Ultimately, the trade proved to be a win-win for both teams. Cartwright enjoyed several productive seasons with the Bulls including winning 3 championships during Jordan’s first three-peat. Oakley served as the Knicks’ power forward for 10 seasons and was the perfect frontcourt partner for Ewing. Some of his accomplishments included making an NBA All Star Game and earning a selection to the NBA All Defensive Team in 1994.
May 20th 1982: Knicks hire Hubie Brown as head coach
Less than a week after Red Holzman announced his retirement, the Knicks hired Hubie Brown as the new head coach. Before gracing the NBA airwaves with his commentary and basketball tutorial videos, Hubie spent more than 4 seasons coaching the Knicks.
Hubie enjoyed decent success early on taking the Knicks to the semifinals in his first 2 seasons with the team. However, debilitating injuries to both Bill Cartwright (foot) and Bernard King (knee) put the Knicks on a downward spiral for the rest of his tenure. Patrick Ewing also missed 32 games during his rookie campaign due to various injuries, including his knee. Essentially Hubie never had a full squad after the 1983-84 campaign.

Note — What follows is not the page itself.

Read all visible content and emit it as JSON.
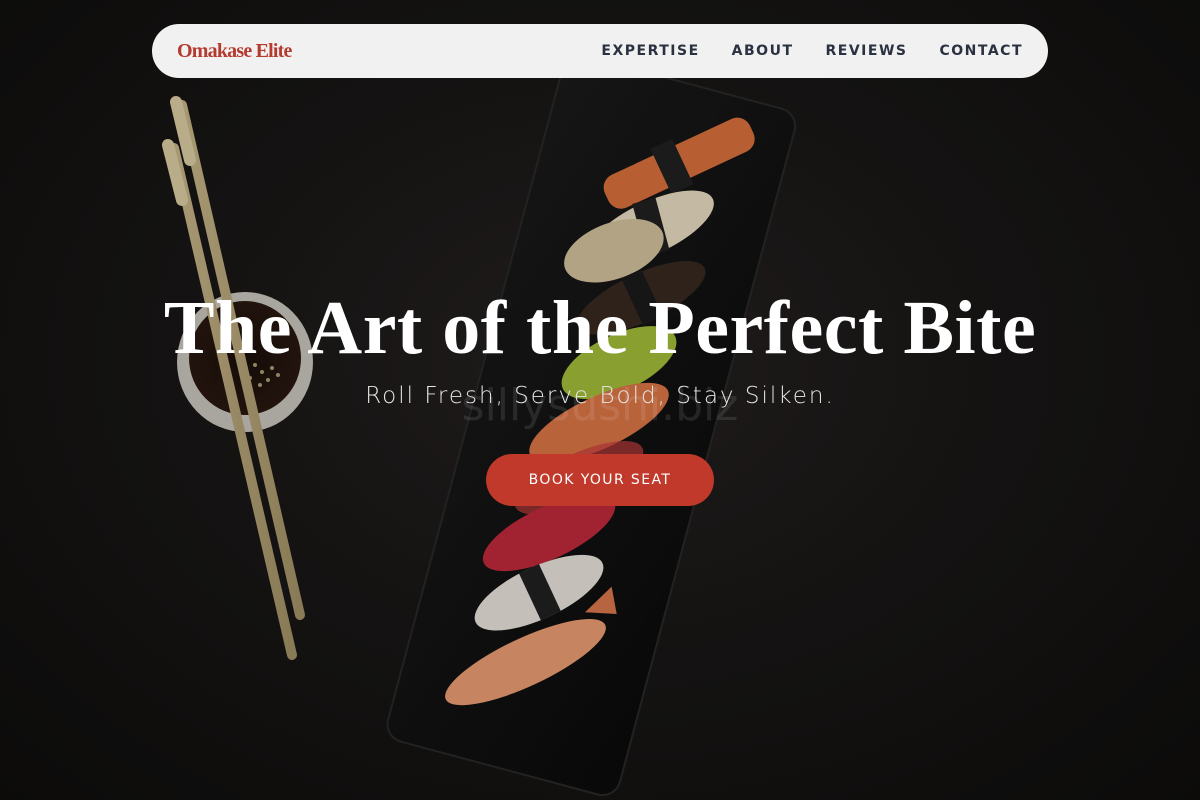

Additionally, his high intensity and rigid approach to coaching eventually wore off on the team. His insistence for 10 man rotations and a peculiar decision to play Ewing at power forward alongside Cartwright marked a disappointing end to his Knicks tenure. After the Knicks fired Hubie in 1986, he didn’t return to coaching until 2002 with the Memphis Grizzlies.
April 22nd 1984: Bernard King scored 46 points to defeat the Pistons in Game 3 of the Eastern Conference Quarterfinals
Days after Bernard King scored 46 points in a Game 2 loss, he scored 46 again in a 120-113 Game 3 victory at home. King was literally unstoppable on offense, hitting 19-27 from the floor and 8-12 from the foul line. He went head-to-head with Kelly Tripucka (former MSG studio analyst) who also had 40 points. Unlike Game 2, King received some help on the offensive end. The Knicks had 6 players score in double figures, including King, Cartwright (20 points), & Rory Sparrow (14 points). King & Sparrow had double doubles with 10 rebounds and 10 assists respectively.
The Pistons only scored 36 points in the 1st half and trailed by 18 points. They, however, climbed back in the 2nd half and scored a team record 77 points in the 2nd half.
This game marked a stretch of 4 straight 40 point games for King. He would score 40 points 6 times during the Knicks’ 1984 playoff run.
April 11th 1988: Patrick Ewing scores 36 and hits the go-ahead fade-away to defeat the Detroit Pistons in Overtime
Patrick Ewing carried the Knicks on offense with 36 points, on 11-15 from the field and 14-20 from the free throw line, to help defeat the Detroit Pistons 114-111 in overtime. Ewing hit the go-ahead fade away jumper to put the Knicks up 1 and was fouled on the play by Isiah Thomas. While Ewing couldn’t convert the 3 point play, Dennis Rodman was not able to secure the defensive rebound. Johnny Newman eventually went to the line to hit the two clutch free throws to put the Knicks up by 3 to win the game.
The Knicks, led by Rick Pitino, employed their two center rotation during stretches of the game to overwhelm the Pistons. Bill Cartwright scored 21 points off the bench in 35 minutes.
Furthermore, Mark Jackson clinched the NBA rookie record for most assists/game with a near-triple double effort. Jackson had a near triple double with 13 points, 8 rebounds, 13 assists, and 5 steals. He went on to average 10.6 assists/game to win the NBA Rookie of the Year award.